▽
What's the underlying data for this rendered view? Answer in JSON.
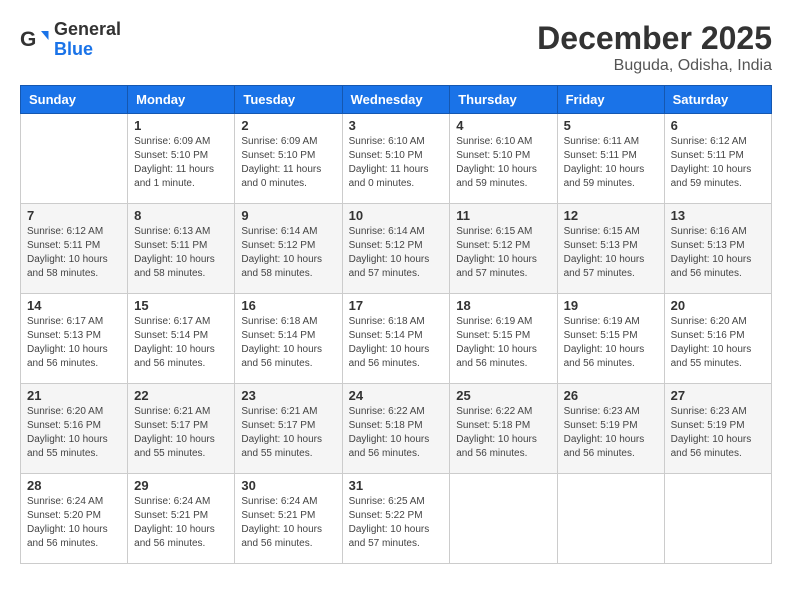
{
  "header": {
    "logo_general": "General",
    "logo_blue": "Blue",
    "month": "December 2025",
    "location": "Buguda, Odisha, India"
  },
  "weekdays": [
    "Sunday",
    "Monday",
    "Tuesday",
    "Wednesday",
    "Thursday",
    "Friday",
    "Saturday"
  ],
  "weeks": [
    [
      {
        "day": "",
        "info": ""
      },
      {
        "day": "1",
        "info": "Sunrise: 6:09 AM\nSunset: 5:10 PM\nDaylight: 11 hours\nand 1 minute."
      },
      {
        "day": "2",
        "info": "Sunrise: 6:09 AM\nSunset: 5:10 PM\nDaylight: 11 hours\nand 0 minutes."
      },
      {
        "day": "3",
        "info": "Sunrise: 6:10 AM\nSunset: 5:10 PM\nDaylight: 11 hours\nand 0 minutes."
      },
      {
        "day": "4",
        "info": "Sunrise: 6:10 AM\nSunset: 5:10 PM\nDaylight: 10 hours\nand 59 minutes."
      },
      {
        "day": "5",
        "info": "Sunrise: 6:11 AM\nSunset: 5:11 PM\nDaylight: 10 hours\nand 59 minutes."
      },
      {
        "day": "6",
        "info": "Sunrise: 6:12 AM\nSunset: 5:11 PM\nDaylight: 10 hours\nand 59 minutes."
      }
    ],
    [
      {
        "day": "7",
        "info": "Sunrise: 6:12 AM\nSunset: 5:11 PM\nDaylight: 10 hours\nand 58 minutes."
      },
      {
        "day": "8",
        "info": "Sunrise: 6:13 AM\nSunset: 5:11 PM\nDaylight: 10 hours\nand 58 minutes."
      },
      {
        "day": "9",
        "info": "Sunrise: 6:14 AM\nSunset: 5:12 PM\nDaylight: 10 hours\nand 58 minutes."
      },
      {
        "day": "10",
        "info": "Sunrise: 6:14 AM\nSunset: 5:12 PM\nDaylight: 10 hours\nand 57 minutes."
      },
      {
        "day": "11",
        "info": "Sunrise: 6:15 AM\nSunset: 5:12 PM\nDaylight: 10 hours\nand 57 minutes."
      },
      {
        "day": "12",
        "info": "Sunrise: 6:15 AM\nSunset: 5:13 PM\nDaylight: 10 hours\nand 57 minutes."
      },
      {
        "day": "13",
        "info": "Sunrise: 6:16 AM\nSunset: 5:13 PM\nDaylight: 10 hours\nand 56 minutes."
      }
    ],
    [
      {
        "day": "14",
        "info": "Sunrise: 6:17 AM\nSunset: 5:13 PM\nDaylight: 10 hours\nand 56 minutes."
      },
      {
        "day": "15",
        "info": "Sunrise: 6:17 AM\nSunset: 5:14 PM\nDaylight: 10 hours\nand 56 minutes."
      },
      {
        "day": "16",
        "info": "Sunrise: 6:18 AM\nSunset: 5:14 PM\nDaylight: 10 hours\nand 56 minutes."
      },
      {
        "day": "17",
        "info": "Sunrise: 6:18 AM\nSunset: 5:14 PM\nDaylight: 10 hours\nand 56 minutes."
      },
      {
        "day": "18",
        "info": "Sunrise: 6:19 AM\nSunset: 5:15 PM\nDaylight: 10 hours\nand 56 minutes."
      },
      {
        "day": "19",
        "info": "Sunrise: 6:19 AM\nSunset: 5:15 PM\nDaylight: 10 hours\nand 56 minutes."
      },
      {
        "day": "20",
        "info": "Sunrise: 6:20 AM\nSunset: 5:16 PM\nDaylight: 10 hours\nand 55 minutes."
      }
    ],
    [
      {
        "day": "21",
        "info": "Sunrise: 6:20 AM\nSunset: 5:16 PM\nDaylight: 10 hours\nand 55 minutes."
      },
      {
        "day": "22",
        "info": "Sunrise: 6:21 AM\nSunset: 5:17 PM\nDaylight: 10 hours\nand 55 minutes."
      },
      {
        "day": "23",
        "info": "Sunrise: 6:21 AM\nSunset: 5:17 PM\nDaylight: 10 hours\nand 55 minutes."
      },
      {
        "day": "24",
        "info": "Sunrise: 6:22 AM\nSunset: 5:18 PM\nDaylight: 10 hours\nand 56 minutes."
      },
      {
        "day": "25",
        "info": "Sunrise: 6:22 AM\nSunset: 5:18 PM\nDaylight: 10 hours\nand 56 minutes."
      },
      {
        "day": "26",
        "info": "Sunrise: 6:23 AM\nSunset: 5:19 PM\nDaylight: 10 hours\nand 56 minutes."
      },
      {
        "day": "27",
        "info": "Sunrise: 6:23 AM\nSunset: 5:19 PM\nDaylight: 10 hours\nand 56 minutes."
      }
    ],
    [
      {
        "day": "28",
        "info": "Sunrise: 6:24 AM\nSunset: 5:20 PM\nDaylight: 10 hours\nand 56 minutes."
      },
      {
        "day": "29",
        "info": "Sunrise: 6:24 AM\nSunset: 5:21 PM\nDaylight: 10 hours\nand 56 minutes."
      },
      {
        "day": "30",
        "info": "Sunrise: 6:24 AM\nSunset: 5:21 PM\nDaylight: 10 hours\nand 56 minutes."
      },
      {
        "day": "31",
        "info": "Sunrise: 6:25 AM\nSunset: 5:22 PM\nDaylight: 10 hours\nand 57 minutes."
      },
      {
        "day": "",
        "info": ""
      },
      {
        "day": "",
        "info": ""
      },
      {
        "day": "",
        "info": ""
      }
    ]
  ]
}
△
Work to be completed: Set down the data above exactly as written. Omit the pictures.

Solution to this task:
What's the underlying data for this rendered view? Answer in JSON.
{
  "header": {
    "logo_general": "General",
    "logo_blue": "Blue",
    "month": "December 2025",
    "location": "Buguda, Odisha, India"
  },
  "weekdays": [
    "Sunday",
    "Monday",
    "Tuesday",
    "Wednesday",
    "Thursday",
    "Friday",
    "Saturday"
  ],
  "weeks": [
    [
      {
        "day": "",
        "info": ""
      },
      {
        "day": "1",
        "info": "Sunrise: 6:09 AM\nSunset: 5:10 PM\nDaylight: 11 hours\nand 1 minute."
      },
      {
        "day": "2",
        "info": "Sunrise: 6:09 AM\nSunset: 5:10 PM\nDaylight: 11 hours\nand 0 minutes."
      },
      {
        "day": "3",
        "info": "Sunrise: 6:10 AM\nSunset: 5:10 PM\nDaylight: 11 hours\nand 0 minutes."
      },
      {
        "day": "4",
        "info": "Sunrise: 6:10 AM\nSunset: 5:10 PM\nDaylight: 10 hours\nand 59 minutes."
      },
      {
        "day": "5",
        "info": "Sunrise: 6:11 AM\nSunset: 5:11 PM\nDaylight: 10 hours\nand 59 minutes."
      },
      {
        "day": "6",
        "info": "Sunrise: 6:12 AM\nSunset: 5:11 PM\nDaylight: 10 hours\nand 59 minutes."
      }
    ],
    [
      {
        "day": "7",
        "info": "Sunrise: 6:12 AM\nSunset: 5:11 PM\nDaylight: 10 hours\nand 58 minutes."
      },
      {
        "day": "8",
        "info": "Sunrise: 6:13 AM\nSunset: 5:11 PM\nDaylight: 10 hours\nand 58 minutes."
      },
      {
        "day": "9",
        "info": "Sunrise: 6:14 AM\nSunset: 5:12 PM\nDaylight: 10 hours\nand 58 minutes."
      },
      {
        "day": "10",
        "info": "Sunrise: 6:14 AM\nSunset: 5:12 PM\nDaylight: 10 hours\nand 57 minutes."
      },
      {
        "day": "11",
        "info": "Sunrise: 6:15 AM\nSunset: 5:12 PM\nDaylight: 10 hours\nand 57 minutes."
      },
      {
        "day": "12",
        "info": "Sunrise: 6:15 AM\nSunset: 5:13 PM\nDaylight: 10 hours\nand 57 minutes."
      },
      {
        "day": "13",
        "info": "Sunrise: 6:16 AM\nSunset: 5:13 PM\nDaylight: 10 hours\nand 56 minutes."
      }
    ],
    [
      {
        "day": "14",
        "info": "Sunrise: 6:17 AM\nSunset: 5:13 PM\nDaylight: 10 hours\nand 56 minutes."
      },
      {
        "day": "15",
        "info": "Sunrise: 6:17 AM\nSunset: 5:14 PM\nDaylight: 10 hours\nand 56 minutes."
      },
      {
        "day": "16",
        "info": "Sunrise: 6:18 AM\nSunset: 5:14 PM\nDaylight: 10 hours\nand 56 minutes."
      },
      {
        "day": "17",
        "info": "Sunrise: 6:18 AM\nSunset: 5:14 PM\nDaylight: 10 hours\nand 56 minutes."
      },
      {
        "day": "18",
        "info": "Sunrise: 6:19 AM\nSunset: 5:15 PM\nDaylight: 10 hours\nand 56 minutes."
      },
      {
        "day": "19",
        "info": "Sunrise: 6:19 AM\nSunset: 5:15 PM\nDaylight: 10 hours\nand 56 minutes."
      },
      {
        "day": "20",
        "info": "Sunrise: 6:20 AM\nSunset: 5:16 PM\nDaylight: 10 hours\nand 55 minutes."
      }
    ],
    [
      {
        "day": "21",
        "info": "Sunrise: 6:20 AM\nSunset: 5:16 PM\nDaylight: 10 hours\nand 55 minutes."
      },
      {
        "day": "22",
        "info": "Sunrise: 6:21 AM\nSunset: 5:17 PM\nDaylight: 10 hours\nand 55 minutes."
      },
      {
        "day": "23",
        "info": "Sunrise: 6:21 AM\nSunset: 5:17 PM\nDaylight: 10 hours\nand 55 minutes."
      },
      {
        "day": "24",
        "info": "Sunrise: 6:22 AM\nSunset: 5:18 PM\nDaylight: 10 hours\nand 56 minutes."
      },
      {
        "day": "25",
        "info": "Sunrise: 6:22 AM\nSunset: 5:18 PM\nDaylight: 10 hours\nand 56 minutes."
      },
      {
        "day": "26",
        "info": "Sunrise: 6:23 AM\nSunset: 5:19 PM\nDaylight: 10 hours\nand 56 minutes."
      },
      {
        "day": "27",
        "info": "Sunrise: 6:23 AM\nSunset: 5:19 PM\nDaylight: 10 hours\nand 56 minutes."
      }
    ],
    [
      {
        "day": "28",
        "info": "Sunrise: 6:24 AM\nSunset: 5:20 PM\nDaylight: 10 hours\nand 56 minutes."
      },
      {
        "day": "29",
        "info": "Sunrise: 6:24 AM\nSunset: 5:21 PM\nDaylight: 10 hours\nand 56 minutes."
      },
      {
        "day": "30",
        "info": "Sunrise: 6:24 AM\nSunset: 5:21 PM\nDaylight: 10 hours\nand 56 minutes."
      },
      {
        "day": "31",
        "info": "Sunrise: 6:25 AM\nSunset: 5:22 PM\nDaylight: 10 hours\nand 57 minutes."
      },
      {
        "day": "",
        "info": ""
      },
      {
        "day": "",
        "info": ""
      },
      {
        "day": "",
        "info": ""
      }
    ]
  ]
}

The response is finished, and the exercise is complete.